Despite the locust invasion in some parts of the country, farmers will harvest enough food for themselves and their livestock, Mohammed Elmi, the Chief Administrative Secretary State Department of Environment and Forestry has said.
Speaking while officially opening the 54th Greater Horn of Africa Climate Outlook Forum on Monday, the administrator said the Government is dealing with the invasion to avert complete loss of crops in the fields.
He said the meeting couldn’t come at a better time as it is an important occasion in the calendar of the IGAD Climate and Prediction and Application Centre (ICPAC)
This meeting signifies a continuation of the long ICPAC tradition in which eminent local and international scientists come together to share their research findings and provide the outlook for the expected weather situation across the ten IGAD countries which Kenya is a member.
He said the negative effects of climate change can be seen all around in the form of global warming and corresponding increase in the frequency of adverse weather and extreme climate events which occasionally evolve into disasters.
The administrative secretary said the Kenya Meteorological Department had predicted a very wet short rains season during the months of October to December 2019 seasonal rainfall which came and destroyed lives and livelihoods as well as substantial damage to various infrastructure.
He said Kenya has set aside budgets, partnered with various national, regional and international organizations through various projects to adapt and/or mitigate against the effects of severe weather events and disasters when they occur.
He, however expressed that the speed at which the weather and climate is changing has made it challenging to fully address the unexpected impacts of the adverse weather occurrences.
Mohammed noted that the conference is an appropriate reminder that even as countries adapt and mitigate against rapid increase of weather-related hazards, it is important to ensure that the populace is able to manage the risks resulting from climate change and build resilience.
He reported early warnings of such negative and/or positive events help the policy makers in planning for the disasters as well as preparing the citizenry to cope with them.

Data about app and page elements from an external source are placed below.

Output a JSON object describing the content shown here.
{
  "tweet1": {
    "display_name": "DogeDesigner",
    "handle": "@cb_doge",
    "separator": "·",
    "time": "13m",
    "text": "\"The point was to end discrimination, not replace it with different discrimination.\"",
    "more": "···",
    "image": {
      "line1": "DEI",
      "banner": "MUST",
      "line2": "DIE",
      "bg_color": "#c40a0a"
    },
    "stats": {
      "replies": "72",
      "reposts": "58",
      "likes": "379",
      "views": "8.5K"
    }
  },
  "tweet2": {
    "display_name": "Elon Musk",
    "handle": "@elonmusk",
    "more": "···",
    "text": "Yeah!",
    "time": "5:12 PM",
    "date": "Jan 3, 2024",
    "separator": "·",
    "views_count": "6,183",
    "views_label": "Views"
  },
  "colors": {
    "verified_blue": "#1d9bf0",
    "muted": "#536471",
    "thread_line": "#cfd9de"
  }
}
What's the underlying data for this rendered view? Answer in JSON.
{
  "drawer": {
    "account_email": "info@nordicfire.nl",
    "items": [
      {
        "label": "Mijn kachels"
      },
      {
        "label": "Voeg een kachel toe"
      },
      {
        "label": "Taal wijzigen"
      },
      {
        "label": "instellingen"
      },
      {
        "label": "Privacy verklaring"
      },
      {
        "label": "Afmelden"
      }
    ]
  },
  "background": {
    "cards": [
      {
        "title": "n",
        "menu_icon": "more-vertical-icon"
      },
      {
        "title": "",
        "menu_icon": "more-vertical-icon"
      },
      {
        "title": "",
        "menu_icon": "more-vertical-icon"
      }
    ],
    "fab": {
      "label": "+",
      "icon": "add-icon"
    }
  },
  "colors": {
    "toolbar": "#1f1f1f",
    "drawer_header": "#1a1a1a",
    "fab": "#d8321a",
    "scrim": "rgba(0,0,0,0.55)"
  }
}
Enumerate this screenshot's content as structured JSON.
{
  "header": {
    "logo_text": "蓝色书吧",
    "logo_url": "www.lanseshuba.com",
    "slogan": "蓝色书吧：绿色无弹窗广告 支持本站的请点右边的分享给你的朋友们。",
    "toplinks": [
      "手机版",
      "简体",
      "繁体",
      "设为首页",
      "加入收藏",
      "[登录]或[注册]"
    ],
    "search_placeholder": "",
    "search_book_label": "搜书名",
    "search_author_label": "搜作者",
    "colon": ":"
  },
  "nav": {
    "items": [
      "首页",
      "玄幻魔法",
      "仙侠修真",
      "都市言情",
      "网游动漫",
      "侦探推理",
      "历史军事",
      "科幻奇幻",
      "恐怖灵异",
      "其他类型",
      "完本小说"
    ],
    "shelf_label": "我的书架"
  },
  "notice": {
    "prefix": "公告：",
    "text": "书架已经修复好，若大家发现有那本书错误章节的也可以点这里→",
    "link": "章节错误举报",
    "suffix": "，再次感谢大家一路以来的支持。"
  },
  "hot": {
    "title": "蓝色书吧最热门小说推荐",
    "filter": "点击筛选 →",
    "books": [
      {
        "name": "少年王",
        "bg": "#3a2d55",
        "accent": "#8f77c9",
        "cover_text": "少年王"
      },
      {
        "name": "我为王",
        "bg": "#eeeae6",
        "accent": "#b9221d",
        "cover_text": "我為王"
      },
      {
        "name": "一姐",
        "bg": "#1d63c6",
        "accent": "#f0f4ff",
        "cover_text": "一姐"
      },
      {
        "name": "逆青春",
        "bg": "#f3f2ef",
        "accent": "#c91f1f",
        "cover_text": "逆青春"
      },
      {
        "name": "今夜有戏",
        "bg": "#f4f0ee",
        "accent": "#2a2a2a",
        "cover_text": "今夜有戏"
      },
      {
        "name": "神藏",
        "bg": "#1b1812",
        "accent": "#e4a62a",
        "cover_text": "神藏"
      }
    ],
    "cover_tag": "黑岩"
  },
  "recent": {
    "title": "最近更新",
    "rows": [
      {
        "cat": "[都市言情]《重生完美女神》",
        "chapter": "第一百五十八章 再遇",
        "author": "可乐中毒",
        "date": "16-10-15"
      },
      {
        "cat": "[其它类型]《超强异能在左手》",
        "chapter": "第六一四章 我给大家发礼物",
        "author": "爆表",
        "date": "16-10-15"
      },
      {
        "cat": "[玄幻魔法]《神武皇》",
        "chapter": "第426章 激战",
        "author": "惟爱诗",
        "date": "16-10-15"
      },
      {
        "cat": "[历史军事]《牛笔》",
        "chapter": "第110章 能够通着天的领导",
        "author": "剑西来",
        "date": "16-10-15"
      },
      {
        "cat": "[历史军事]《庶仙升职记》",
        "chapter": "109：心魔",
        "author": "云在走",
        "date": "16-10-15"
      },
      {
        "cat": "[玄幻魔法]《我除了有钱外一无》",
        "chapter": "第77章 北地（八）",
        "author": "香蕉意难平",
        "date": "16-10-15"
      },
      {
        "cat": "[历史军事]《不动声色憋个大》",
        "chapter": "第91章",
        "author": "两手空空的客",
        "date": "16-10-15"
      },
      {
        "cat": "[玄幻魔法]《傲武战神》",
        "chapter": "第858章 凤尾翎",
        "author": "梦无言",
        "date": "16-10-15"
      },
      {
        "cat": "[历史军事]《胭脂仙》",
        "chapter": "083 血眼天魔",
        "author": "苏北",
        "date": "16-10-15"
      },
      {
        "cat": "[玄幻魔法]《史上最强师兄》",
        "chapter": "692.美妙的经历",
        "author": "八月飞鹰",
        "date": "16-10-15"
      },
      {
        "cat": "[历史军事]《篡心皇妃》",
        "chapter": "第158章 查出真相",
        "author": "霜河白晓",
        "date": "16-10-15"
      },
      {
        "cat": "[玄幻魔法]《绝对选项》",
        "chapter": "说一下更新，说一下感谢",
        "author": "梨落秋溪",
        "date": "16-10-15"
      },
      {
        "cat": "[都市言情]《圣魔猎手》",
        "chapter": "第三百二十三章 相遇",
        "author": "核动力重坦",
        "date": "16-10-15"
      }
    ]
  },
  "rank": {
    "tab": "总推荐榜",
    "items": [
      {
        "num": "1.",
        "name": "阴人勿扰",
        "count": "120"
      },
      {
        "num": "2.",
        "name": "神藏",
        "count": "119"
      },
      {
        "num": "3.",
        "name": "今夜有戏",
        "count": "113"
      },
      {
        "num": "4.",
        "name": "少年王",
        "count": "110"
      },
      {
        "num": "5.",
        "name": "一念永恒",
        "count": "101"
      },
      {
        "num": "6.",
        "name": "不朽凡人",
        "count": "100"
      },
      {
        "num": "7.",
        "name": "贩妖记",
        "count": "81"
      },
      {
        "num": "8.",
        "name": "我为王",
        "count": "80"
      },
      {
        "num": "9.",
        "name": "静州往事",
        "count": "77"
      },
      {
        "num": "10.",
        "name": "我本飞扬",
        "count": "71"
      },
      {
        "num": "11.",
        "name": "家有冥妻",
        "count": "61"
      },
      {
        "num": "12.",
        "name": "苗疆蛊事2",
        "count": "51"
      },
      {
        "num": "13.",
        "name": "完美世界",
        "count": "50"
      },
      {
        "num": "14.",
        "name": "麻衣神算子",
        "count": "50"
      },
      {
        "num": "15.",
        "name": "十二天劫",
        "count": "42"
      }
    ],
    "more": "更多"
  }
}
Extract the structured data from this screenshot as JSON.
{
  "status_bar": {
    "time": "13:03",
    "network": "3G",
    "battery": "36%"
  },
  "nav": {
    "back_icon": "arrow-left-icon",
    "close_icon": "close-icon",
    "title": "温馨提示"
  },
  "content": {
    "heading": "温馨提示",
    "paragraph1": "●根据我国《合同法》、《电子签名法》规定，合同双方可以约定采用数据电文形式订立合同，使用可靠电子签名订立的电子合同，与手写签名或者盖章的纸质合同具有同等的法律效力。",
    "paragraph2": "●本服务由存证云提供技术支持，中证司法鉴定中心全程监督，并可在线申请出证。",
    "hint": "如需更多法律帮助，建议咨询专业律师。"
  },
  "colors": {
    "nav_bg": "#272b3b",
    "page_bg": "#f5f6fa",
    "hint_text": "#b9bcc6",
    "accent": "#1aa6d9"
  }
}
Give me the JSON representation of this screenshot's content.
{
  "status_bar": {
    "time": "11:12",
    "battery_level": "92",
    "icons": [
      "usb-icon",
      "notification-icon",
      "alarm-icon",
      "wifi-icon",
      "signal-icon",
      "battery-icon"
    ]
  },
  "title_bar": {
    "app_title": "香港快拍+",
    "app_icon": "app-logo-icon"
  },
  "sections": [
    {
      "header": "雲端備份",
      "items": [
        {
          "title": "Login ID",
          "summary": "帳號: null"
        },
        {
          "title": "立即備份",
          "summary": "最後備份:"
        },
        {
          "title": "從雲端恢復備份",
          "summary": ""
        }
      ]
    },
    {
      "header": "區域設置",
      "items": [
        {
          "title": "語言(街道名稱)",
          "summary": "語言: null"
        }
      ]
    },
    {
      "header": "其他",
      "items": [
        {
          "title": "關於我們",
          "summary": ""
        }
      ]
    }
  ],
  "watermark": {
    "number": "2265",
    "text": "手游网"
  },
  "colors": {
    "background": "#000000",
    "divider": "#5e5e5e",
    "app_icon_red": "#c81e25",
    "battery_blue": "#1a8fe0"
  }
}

He commended the meeting that brings together climate scientists, researchers, academia, users of weather and climate information from key socio-economic sectors, government and non-governmental organizations, development partners, decision makers and civil society stakeholders among others.
Meteorology plays a critical role in the socio-economic development of any country and it is for this reason that ICPAC in collaboration with the Kenya Meteorological Department has also organized specific sector workshops to provide a platform for further understanding on how the weather and climate will affect them during the coming long rains season. Reports from these sector workshops will be used to mitigate against the expected seasonal weather effects.
The CAS encouraged ICPAC, in partnership with other research and application organizations in the field of weather and climate, to ensure that the right input is provided to the National Governments through the National Meteorological and Hydrological Services in the IGAD region to ensure that the necessary information particularly concerning the expected weather situation in the coming March to May 2020 season, is passed on to all citizens at the grassroots.
By Joseph Kamolo